Sicilian defense: Scheveningen variation with a6

Optimissed

I don't know about this other game where white allegedly blundered into a draw but was it on the next move? If so, what did white play? e5 is an obvious move which allows white to feed another knight in, most probably, but it upsets the dynamic of the game. However, a4 forces a weakening of black's pawns and it is a move which I thought should be played immediately, since it not only forces a weakening but also is a kind of waiting move.

PawnTsunami
Optimissed wrote:

I don't know about this other game where white allegedly blundered into a draw but was it on the next move? If so, what did white play? e5 is an obvious move which allows white to feed another knight in, most probably, but it upsets the dynamic of the game. However, a4 forces a weakening of black's pawns and it is a move which I thought should be played immediately, since it not only forces a weakening but also is a kind of waiting move.

In Golubev-Barskij 2018, White played 23. c4.  There are several ways for White to convert, but that is not one of them since it opens up lines to the White king allowing Black to force simplifications into a roughly equal endgame.

Optimissed

OK I missed that diagram. I looked at attacking with the c pawn but I didn't like it, for probably all the wrong reasons. I want my N on a4 to strongpoint c5 .... it seems to be no use on c4. Also I want to be able to play c3 to allow the rooks onto the a file.

Jellodude
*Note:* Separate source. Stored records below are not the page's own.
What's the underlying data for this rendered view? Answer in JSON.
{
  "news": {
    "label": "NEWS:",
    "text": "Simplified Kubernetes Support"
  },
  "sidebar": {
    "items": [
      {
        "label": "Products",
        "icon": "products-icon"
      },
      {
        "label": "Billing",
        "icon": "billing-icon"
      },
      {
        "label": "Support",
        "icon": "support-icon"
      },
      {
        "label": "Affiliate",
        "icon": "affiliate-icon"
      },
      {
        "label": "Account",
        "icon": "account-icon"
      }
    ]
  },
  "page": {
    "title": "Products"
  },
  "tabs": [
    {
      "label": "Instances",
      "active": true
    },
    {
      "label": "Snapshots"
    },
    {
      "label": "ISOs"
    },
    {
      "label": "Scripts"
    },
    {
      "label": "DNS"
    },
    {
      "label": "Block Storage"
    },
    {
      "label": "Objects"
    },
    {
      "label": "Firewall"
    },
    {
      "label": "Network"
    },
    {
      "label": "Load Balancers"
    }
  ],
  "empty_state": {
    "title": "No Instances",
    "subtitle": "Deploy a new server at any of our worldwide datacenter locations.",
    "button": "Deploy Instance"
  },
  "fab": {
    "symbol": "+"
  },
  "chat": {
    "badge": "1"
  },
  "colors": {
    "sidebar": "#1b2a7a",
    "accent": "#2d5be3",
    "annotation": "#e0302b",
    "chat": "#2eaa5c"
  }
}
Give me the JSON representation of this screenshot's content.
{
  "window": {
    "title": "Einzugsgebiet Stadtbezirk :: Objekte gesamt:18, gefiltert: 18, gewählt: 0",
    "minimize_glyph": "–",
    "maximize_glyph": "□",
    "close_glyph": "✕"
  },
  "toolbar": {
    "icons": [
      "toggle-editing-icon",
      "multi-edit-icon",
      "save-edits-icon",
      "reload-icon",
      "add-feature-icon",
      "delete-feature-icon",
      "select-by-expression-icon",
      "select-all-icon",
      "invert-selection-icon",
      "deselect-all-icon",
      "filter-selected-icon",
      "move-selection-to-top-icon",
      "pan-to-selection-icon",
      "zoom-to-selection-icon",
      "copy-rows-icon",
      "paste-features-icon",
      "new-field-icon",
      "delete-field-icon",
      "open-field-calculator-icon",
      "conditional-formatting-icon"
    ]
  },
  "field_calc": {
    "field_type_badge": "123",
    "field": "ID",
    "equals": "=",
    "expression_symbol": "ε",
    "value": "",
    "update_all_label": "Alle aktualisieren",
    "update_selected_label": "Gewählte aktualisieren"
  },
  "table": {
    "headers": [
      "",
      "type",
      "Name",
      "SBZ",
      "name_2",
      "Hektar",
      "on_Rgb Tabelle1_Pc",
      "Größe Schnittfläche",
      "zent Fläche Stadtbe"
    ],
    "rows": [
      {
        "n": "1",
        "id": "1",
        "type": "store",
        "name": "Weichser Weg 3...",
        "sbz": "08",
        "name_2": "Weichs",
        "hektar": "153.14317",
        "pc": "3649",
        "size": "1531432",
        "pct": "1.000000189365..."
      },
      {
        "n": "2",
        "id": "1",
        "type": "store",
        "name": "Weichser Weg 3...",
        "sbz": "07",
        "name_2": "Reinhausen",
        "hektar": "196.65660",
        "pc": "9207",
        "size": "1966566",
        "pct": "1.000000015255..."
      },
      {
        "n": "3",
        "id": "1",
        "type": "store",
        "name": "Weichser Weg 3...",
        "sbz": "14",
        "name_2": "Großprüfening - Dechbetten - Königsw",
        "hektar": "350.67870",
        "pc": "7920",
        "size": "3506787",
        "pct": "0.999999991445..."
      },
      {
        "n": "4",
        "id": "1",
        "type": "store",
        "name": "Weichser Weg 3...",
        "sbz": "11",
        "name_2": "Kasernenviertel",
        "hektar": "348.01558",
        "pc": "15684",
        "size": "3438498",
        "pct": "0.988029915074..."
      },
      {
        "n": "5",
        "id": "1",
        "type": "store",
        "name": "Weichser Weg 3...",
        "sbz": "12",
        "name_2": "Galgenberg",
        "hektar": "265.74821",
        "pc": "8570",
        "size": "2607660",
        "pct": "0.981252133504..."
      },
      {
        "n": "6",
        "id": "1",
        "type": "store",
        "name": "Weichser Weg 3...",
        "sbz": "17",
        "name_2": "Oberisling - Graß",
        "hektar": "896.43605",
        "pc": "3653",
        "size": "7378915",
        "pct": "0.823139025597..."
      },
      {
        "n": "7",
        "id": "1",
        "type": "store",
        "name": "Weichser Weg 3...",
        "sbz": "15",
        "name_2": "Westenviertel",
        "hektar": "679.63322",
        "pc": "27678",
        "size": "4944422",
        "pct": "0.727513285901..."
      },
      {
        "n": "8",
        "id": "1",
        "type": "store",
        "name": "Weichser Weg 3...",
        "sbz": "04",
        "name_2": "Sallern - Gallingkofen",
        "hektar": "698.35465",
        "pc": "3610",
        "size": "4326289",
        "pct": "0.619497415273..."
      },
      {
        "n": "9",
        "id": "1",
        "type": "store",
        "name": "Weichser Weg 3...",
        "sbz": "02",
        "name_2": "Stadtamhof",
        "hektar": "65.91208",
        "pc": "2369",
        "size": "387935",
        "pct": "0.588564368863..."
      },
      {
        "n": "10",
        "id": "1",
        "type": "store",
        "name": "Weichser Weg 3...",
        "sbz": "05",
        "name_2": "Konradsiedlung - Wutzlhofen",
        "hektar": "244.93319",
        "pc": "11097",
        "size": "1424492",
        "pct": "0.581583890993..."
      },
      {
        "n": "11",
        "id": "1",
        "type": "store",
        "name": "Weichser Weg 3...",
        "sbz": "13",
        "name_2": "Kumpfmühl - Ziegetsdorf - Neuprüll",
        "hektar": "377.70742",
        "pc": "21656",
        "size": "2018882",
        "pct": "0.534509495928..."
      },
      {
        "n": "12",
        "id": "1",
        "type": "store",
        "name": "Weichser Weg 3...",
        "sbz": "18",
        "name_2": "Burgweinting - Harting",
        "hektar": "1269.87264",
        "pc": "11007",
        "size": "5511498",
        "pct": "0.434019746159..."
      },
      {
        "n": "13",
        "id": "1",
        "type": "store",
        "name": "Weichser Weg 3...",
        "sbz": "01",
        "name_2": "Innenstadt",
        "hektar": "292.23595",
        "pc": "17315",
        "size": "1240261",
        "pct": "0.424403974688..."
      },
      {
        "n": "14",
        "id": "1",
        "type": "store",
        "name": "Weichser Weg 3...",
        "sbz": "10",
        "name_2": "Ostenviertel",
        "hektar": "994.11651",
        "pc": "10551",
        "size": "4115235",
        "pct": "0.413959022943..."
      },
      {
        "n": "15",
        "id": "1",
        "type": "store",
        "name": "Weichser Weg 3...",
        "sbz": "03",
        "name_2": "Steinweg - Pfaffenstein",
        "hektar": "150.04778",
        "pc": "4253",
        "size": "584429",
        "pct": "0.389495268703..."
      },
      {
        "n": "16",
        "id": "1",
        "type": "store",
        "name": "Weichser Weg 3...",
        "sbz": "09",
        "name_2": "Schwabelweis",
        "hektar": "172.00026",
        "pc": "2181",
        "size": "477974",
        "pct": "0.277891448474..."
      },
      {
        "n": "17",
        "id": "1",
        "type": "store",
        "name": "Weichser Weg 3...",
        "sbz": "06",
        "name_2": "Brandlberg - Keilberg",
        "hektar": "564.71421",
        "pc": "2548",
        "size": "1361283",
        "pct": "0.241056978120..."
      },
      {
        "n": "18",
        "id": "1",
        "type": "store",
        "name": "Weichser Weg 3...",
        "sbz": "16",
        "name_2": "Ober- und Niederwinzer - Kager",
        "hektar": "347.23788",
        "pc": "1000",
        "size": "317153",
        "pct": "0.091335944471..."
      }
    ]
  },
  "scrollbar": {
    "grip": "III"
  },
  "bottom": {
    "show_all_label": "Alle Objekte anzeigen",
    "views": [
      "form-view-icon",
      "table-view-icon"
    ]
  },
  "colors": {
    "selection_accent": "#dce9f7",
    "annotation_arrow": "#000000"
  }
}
@Fizzyband In the mainline Keres attack black will be able to get the move d5 is a liberating move, and the attack has essentially lost its venom as in the mainline white will actually offer a trade of queens and black will decline as white's king is less safe. In the endgame, black will get an isolated pawn on c6 but he has compensation as white has an isolated pawn on h5 with black's rook staring at the pawn. Black gets excellent activity with the pawns on the kingside messed and open files to attack on the pawns on the queenside. At the end of the day, black has more space and better rooks while white has an excellent bishop, it's an equal position and the reason people play the najdorf is simple. Either greater flexibility to be able to play e5 or if they play e6 after is to simply learn less theory as I will admit the Keres is scary. But a prepared player will always be fine just as in the Yugoslav attack. You will lose a ton of games but then you will be able to hold. I play the Scheveningen occasionally with my main weapon being the dragon, its completely fine. And you may look at my profile and see how low rated I am but I switched to lichess and I'm 1800 classical over there so I am quite experienced playing the Sicilian at any opportunity. Black and white both get structural weaknesses and both get active pieces. Saying black is worse is just wrong, learn some theory in the Keres I recommend this video https://www.youtube.com/watch?v=8G9jKtm8Sds and try it for yourself. It gives you more options especially against the classical.